Well, that's me, of course, a Long Island kitchen designer! My market/territory/areas served are the Long Island and New York metro area and beyond as demanded!
We know that, so?
What I'd like to talk about today is that the kitchen design "look" of Long Island, for the most part, reflects its well established suburban roots. Long Island being situated in the Northeast, close to New England, surrounded by history, naturally evokes tradition in many aspects of suburban life, creating a Long Island kitchen design point of view.
The majority of the architecture on Long Island is based in tradition, as are most furnishings seen in the homes here, as well as traditional landscaping, artwork, accessories, and other areas of home design.
I'm yawning already, what's the point??
Don't be so impatient! Here's the point! Most of my clients are in lock step with their physical, regional, surroundings as opposed to who they are, what styles appeal to them, where their interests lie whether recreational, via their heritage, personal interests, or "other." The home is Georgian, therefore, the kitchen is traditional, is often the conventional wisdom.

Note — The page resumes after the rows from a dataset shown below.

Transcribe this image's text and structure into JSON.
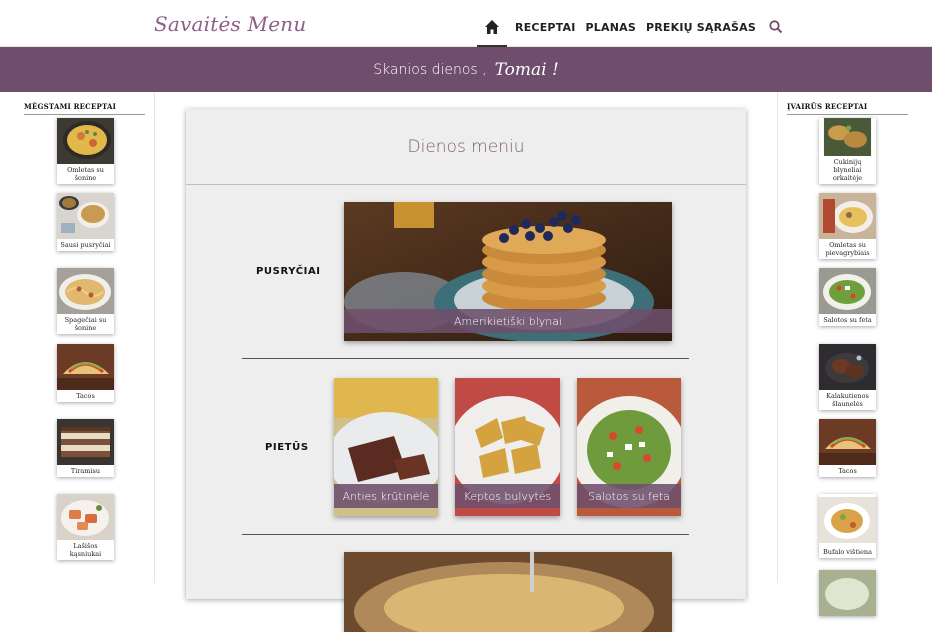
{
  "header": {
    "logo": "Savaitės Menu",
    "nav": [
      "RECEPTAI",
      "PLANAS",
      "PREKIŲ SĄRAŠAS"
    ]
  },
  "band": {
    "greeting": "Skanios dienos ,",
    "name": "Tomai !"
  },
  "favorites": {
    "title": "MĖGSTAMI RECEPTAI",
    "items": [
      "Omletas su šonine",
      "Sausi pusryčiai",
      "Spagečiai su šonine",
      "Tacos",
      "Tiramisu",
      "Lašišos kąsniukai"
    ]
  },
  "various": {
    "title": "ĮVAIRŪS RECEPTAI",
    "items": [
      "Cukinijų blyneliai orkaitėje",
      "Omletas su pievagrybiais",
      "Salotos su feta",
      "Kalakutienos šlaunelės",
      "Tacos",
      "Bufalo vištiena"
    ]
  },
  "menu": {
    "title": "Dienos meniu",
    "breakfast_label": "PUSRYČIAI",
    "breakfast_dish": "Amerikietiški blynai",
    "lunch_label": "PIETŪS",
    "lunch_dishes": [
      "Anties krūtinėlė",
      "Keptos bulvytės",
      "Salotos su feta"
    ]
  }
}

The point, as discussed regarding Long Island kitchen design, as an example, can be made for other regions of the country as well. The southwest, with its tex-mex point of view, southern California, a similar style of architecture and design, the often sleek, modern kitchen design of New York City and other urban areas, the warm woodsy soft contemporary look of the Pacific Northwest, the sleek, white kitchens of Florida, and other micro-themed regional areas. Point being, most regions have their "look." Actually, some areas on Long Island are more inclined to modern styling, other areas to formal styling, and still others to white, traditional kitchen design.
Set me free!
First, be aware, be very aware! Be aware that you may indeed have an automatic reaction to what is the "right" way to design your kitchen either a) based on your region/history and/or b) based on the architecture of your home.
Can you put a modern aesthetic into the log cabin lake house? A resounding YES. Mid century in a Victorian? Why not? You get the idea. The trick is to understand combining elements such as line, color, texture, mass and form. You will ultimately be creating a composition.
If you are unsure of how to proceed with this sometimes tricky aesthetic, please invest in the services of an interior designer for surrounding rooms and a kitchen designer who understands electic style for the kitchen so that you have a common thread among your spaces. Soon I will talk more about eclectic style, but first, one needs a germ of a thought, to begin to go against the grain, and here that is. Just call me the trouble making Long Island Kitchen Designer!
Desire To Inspire is a great resource to discover your secret eclectic self! Purple Area has some great examples of eclectic styles throughout the home, and also take a look at my category, Scandinavian Kitchens for inspiring eclecticity! (New word!) Although a Long Island kitchen designer, many design languages are spoken here on this blog!